What do vodka and espresso have to do with the US economy?

4 min read


Pershing INSITE 2018

Dr. David Kelly and Vincent Reinhart share the stage at INSITE 2018. (Pershing)

One thing that is almost a guarantee when high-profile economists take the stage at a big event is that the audience is going to hear some interesting insights on what factors are shaping the markets. What is not always guaranteed is that the session is going to be funny. The Market Mavens Masterclass session at Pershing’s INSITE 2018 was both.

Dr. David Kelly got things going by expanding on the Vodka and Espresso piece he had written on LinkedIn earlier in the week. The piece recalls how during his days working in Sweden, Kelly was often amazed to witness how many Swedes imbibed vast amounts of vodka each night and equally voluminous amounts of espresso during the day. Kelly explained how the ying and yang of the clear and dark beverages was a delicate balancing act as too much of either would invite disastrous results.

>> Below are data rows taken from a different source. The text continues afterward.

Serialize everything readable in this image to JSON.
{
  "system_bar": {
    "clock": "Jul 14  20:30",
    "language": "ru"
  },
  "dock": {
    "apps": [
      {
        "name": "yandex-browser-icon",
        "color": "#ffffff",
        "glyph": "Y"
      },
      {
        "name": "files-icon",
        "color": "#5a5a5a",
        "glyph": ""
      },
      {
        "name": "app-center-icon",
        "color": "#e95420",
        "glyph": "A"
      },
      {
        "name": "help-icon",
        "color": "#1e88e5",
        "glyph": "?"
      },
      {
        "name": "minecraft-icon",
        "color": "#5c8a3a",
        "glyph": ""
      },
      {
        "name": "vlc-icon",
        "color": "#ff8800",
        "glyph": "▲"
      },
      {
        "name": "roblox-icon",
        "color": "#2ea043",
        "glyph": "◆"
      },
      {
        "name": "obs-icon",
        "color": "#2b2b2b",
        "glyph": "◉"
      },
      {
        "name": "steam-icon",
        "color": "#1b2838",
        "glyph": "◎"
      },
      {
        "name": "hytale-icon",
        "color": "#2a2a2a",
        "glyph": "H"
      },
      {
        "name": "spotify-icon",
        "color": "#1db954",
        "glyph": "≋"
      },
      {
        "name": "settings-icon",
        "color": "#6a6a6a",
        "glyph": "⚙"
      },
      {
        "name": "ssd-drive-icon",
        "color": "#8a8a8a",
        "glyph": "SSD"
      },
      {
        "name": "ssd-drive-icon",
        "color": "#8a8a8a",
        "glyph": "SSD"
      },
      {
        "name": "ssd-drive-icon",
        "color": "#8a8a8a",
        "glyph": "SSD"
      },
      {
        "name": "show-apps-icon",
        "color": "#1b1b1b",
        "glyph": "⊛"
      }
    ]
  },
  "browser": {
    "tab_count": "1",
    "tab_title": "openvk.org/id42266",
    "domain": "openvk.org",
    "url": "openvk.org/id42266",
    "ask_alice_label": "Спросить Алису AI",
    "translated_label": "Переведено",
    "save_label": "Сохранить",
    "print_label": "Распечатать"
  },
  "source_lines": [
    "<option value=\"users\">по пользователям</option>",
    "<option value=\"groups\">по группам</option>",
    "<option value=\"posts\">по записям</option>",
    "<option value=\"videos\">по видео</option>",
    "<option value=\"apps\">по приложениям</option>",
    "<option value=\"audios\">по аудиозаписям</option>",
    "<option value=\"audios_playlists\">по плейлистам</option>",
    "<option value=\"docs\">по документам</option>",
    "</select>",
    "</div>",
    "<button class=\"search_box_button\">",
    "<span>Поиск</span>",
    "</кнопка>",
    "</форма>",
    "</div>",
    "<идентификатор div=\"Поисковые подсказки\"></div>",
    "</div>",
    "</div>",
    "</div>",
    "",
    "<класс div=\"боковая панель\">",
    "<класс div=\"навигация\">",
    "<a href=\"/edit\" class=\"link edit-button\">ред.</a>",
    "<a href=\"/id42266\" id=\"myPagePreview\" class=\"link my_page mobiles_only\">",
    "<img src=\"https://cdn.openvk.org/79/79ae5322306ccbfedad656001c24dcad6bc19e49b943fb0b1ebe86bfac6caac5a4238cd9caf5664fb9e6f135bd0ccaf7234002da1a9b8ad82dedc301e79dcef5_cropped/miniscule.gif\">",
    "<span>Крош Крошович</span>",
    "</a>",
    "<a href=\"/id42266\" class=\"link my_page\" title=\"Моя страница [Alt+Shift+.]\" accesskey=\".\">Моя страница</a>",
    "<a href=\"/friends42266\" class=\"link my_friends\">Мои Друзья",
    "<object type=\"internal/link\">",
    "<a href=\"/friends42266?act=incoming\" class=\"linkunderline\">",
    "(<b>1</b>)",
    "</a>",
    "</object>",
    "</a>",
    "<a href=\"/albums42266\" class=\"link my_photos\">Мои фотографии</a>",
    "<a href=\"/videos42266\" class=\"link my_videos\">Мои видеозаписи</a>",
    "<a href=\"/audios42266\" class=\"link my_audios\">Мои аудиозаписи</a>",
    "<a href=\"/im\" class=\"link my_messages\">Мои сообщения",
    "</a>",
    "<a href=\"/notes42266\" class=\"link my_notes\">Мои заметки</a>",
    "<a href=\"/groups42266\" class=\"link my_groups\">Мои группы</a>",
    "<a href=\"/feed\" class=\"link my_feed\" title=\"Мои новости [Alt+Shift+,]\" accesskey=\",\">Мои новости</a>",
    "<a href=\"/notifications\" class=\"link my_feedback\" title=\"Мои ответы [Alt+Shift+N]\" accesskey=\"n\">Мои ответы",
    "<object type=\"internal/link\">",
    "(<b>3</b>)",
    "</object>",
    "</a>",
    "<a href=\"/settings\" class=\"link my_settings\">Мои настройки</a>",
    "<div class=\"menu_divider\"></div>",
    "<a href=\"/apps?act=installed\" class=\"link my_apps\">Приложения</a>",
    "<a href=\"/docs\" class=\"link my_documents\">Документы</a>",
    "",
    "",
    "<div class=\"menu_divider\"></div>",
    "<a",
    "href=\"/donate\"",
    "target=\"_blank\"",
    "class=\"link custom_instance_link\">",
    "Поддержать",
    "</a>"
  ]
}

Kelly, the Chief Global Strategist and Head of the Global Market Insights Strategy Team for J.P. Morgan Asset Management, likened that delicate balance to the current state of the US economy. From the piece:

“The U.S. economy finds itself in a similarly oddly balanced position today with a strongly stimulative fiscal policy being softened by the dampening impact of trade uncertainty.”

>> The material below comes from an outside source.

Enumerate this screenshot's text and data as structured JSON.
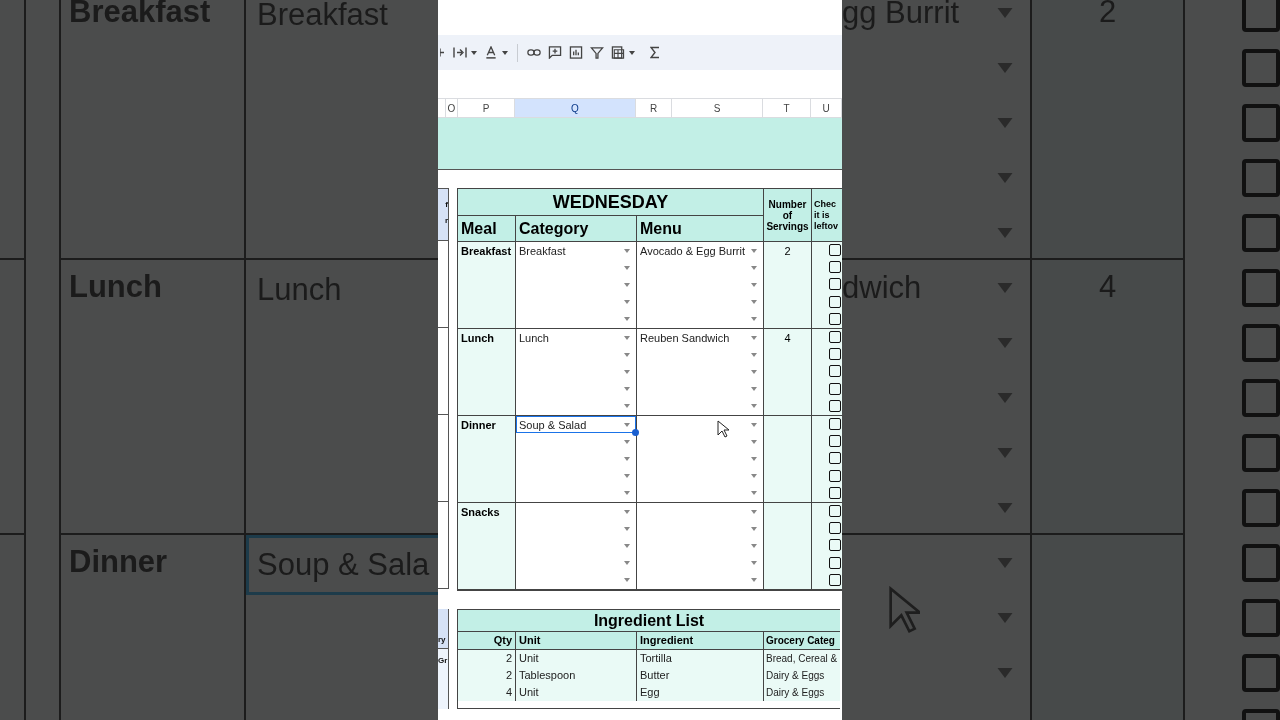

So tariffs and other geopolitical uncertainty are the vodka, while tax cuts and a stimulative Federal Reserve are the espresso. That is hilarious.

Aside from being funny, Kelly’s analogy is also incredibly accurate. So much so that his colleague on-stage, Vincent Reinhart, embraced the analogy and posited a very real-world question that highlighted the serious consequences of vodka-style trade rhetoric: “If you were a CEO, where would you open a plant in the Midwest right now? Nowhere. You probably want to wait and see how trade tensions work out.”

Trump being Trump

Reinhart, the Chief Economist of Standish, which is part of BNY Mellon Asset Management North America, said no one should be surprised that President Trump has shaken up the trade status quo because Trump’s rhetoric and tariff moves represent him following through on his campaign promises. The one small tactical challenge the administration seems to be facing, according to Reinhart, is that members of the Trump team don’t always seem to be sure of what specifics they want to negotiate.

Politics and the markets

Kelly noted that politics is hurting the US right now and quipped that ever news story seems to pit “Foxistan vs CNNistan.” However, Kelly said politics and markets have always been a curious blend, jokingly recounting how he spent years during Obama administration trying to convince Republicans that the market will go up with a Democrat in the White House. Now he has to turn around and convince Democrats the market will go up with a Republican in the White House.

Wage stagnation

The conversation wasn’t all fun and games and vodka and espresso. On the topic of wage growth, Kelly was very direct in his comments about the underlying structural changes that have caused wage growth to sputter.

When labor dynamics used to pit companies against unions, Kelly says it was a relatively fair fight and wage growth was stable. When unions started losing their power and the equation shifted to pit companies versus individual full-time employees, it wasn’t as fair of a fight and employees started to lose ground. Now that the gig economy has taken hold of many industries, Kelly says the fight is completely one-sided in favor of companies because workers are now competing to perform work for the lowest price.

So while some workers think the gig economy is great because it offers them certain kinds of freedom, many don’t understand that it also suppresses their compensation.